Items from an interface collection:

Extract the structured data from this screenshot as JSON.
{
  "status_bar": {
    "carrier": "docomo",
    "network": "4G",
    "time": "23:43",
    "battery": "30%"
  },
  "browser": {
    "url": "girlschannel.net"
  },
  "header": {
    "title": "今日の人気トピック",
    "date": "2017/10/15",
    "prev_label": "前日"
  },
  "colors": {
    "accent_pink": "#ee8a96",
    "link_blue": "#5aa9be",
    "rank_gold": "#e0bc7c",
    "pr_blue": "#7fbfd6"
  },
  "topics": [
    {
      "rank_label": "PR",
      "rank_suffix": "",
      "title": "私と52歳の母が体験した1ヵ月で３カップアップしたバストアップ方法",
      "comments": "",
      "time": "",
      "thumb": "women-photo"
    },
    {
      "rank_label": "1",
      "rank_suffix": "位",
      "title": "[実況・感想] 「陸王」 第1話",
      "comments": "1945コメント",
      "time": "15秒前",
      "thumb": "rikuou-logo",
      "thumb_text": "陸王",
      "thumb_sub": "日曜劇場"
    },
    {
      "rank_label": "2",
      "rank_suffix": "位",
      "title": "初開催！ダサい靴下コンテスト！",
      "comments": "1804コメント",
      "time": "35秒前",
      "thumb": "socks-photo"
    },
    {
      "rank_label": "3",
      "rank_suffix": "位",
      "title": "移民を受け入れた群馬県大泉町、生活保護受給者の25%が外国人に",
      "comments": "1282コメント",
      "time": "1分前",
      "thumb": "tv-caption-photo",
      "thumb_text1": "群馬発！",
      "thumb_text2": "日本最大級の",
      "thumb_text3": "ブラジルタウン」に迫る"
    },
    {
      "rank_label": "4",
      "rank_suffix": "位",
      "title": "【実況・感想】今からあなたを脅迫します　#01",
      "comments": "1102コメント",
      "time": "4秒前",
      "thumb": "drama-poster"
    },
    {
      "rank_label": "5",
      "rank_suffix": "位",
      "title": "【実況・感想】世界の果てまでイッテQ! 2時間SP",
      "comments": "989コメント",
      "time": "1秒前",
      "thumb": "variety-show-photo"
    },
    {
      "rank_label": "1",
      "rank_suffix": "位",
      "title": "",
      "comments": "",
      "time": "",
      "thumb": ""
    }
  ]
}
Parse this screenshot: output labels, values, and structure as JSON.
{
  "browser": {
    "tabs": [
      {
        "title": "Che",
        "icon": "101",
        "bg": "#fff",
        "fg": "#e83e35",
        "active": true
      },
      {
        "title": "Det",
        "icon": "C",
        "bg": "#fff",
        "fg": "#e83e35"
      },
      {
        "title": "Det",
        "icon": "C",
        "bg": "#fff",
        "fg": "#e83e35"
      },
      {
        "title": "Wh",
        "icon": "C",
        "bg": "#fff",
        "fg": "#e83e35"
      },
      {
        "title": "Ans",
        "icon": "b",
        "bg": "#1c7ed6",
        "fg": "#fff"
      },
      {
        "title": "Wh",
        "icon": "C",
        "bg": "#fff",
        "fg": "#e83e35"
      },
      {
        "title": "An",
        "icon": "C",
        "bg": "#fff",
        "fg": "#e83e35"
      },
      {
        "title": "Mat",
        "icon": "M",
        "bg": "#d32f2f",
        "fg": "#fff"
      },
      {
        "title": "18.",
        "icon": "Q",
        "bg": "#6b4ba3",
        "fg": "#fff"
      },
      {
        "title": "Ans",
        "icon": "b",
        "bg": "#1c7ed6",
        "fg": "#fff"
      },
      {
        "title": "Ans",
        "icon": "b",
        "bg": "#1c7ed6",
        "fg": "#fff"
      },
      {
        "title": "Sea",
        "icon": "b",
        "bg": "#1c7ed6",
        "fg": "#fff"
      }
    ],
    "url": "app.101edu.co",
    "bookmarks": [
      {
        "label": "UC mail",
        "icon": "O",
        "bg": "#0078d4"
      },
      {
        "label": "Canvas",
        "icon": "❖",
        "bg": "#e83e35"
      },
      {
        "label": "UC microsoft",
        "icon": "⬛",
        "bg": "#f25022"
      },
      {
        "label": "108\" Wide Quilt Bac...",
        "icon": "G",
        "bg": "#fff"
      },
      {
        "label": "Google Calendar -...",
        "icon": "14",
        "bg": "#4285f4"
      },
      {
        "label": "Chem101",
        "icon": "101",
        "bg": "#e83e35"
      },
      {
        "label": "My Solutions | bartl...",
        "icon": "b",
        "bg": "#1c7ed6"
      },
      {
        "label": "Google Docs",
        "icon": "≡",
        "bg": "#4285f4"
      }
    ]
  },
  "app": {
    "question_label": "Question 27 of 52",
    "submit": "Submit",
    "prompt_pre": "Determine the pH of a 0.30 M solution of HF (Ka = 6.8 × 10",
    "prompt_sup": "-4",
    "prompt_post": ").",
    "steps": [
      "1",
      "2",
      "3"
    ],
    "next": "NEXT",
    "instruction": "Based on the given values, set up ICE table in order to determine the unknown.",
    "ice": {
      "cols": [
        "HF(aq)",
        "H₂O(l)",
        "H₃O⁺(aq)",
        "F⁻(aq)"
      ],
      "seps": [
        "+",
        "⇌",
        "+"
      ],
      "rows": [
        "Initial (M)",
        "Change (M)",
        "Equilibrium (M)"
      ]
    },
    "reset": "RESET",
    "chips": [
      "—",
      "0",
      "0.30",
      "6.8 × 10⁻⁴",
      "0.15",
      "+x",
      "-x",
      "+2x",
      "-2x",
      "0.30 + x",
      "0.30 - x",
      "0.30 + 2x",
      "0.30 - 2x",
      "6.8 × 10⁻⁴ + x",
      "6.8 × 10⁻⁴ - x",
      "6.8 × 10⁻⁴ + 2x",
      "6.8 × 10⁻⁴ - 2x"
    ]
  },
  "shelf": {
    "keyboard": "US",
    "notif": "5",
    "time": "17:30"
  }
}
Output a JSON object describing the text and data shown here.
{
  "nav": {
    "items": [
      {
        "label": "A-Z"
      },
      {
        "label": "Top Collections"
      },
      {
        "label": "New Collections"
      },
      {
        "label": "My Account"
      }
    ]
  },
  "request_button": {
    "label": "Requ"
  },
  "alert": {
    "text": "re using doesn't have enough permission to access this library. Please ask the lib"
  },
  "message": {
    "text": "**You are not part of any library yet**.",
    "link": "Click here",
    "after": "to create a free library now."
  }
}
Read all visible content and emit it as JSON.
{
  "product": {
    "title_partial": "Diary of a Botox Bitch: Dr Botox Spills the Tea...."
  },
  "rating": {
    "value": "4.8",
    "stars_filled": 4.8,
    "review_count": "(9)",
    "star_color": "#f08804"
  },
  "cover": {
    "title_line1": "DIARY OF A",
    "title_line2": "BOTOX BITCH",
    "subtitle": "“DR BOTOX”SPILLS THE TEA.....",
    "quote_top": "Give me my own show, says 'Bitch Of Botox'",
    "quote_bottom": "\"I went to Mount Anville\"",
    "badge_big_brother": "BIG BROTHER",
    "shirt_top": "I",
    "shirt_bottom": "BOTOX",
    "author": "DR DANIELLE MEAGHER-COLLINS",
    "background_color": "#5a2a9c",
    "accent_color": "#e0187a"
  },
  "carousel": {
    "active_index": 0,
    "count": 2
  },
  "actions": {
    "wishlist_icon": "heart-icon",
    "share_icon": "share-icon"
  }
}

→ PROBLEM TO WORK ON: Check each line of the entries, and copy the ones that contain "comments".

→ RESPONSE BELOW:
      "comments": "",
      "comments": "1945コメント",
      "comments": "1804コメント",
      "comments": "1282コメント",
      "comments": "1102コメント",
      "comments": "989コメント",
      "comments": "",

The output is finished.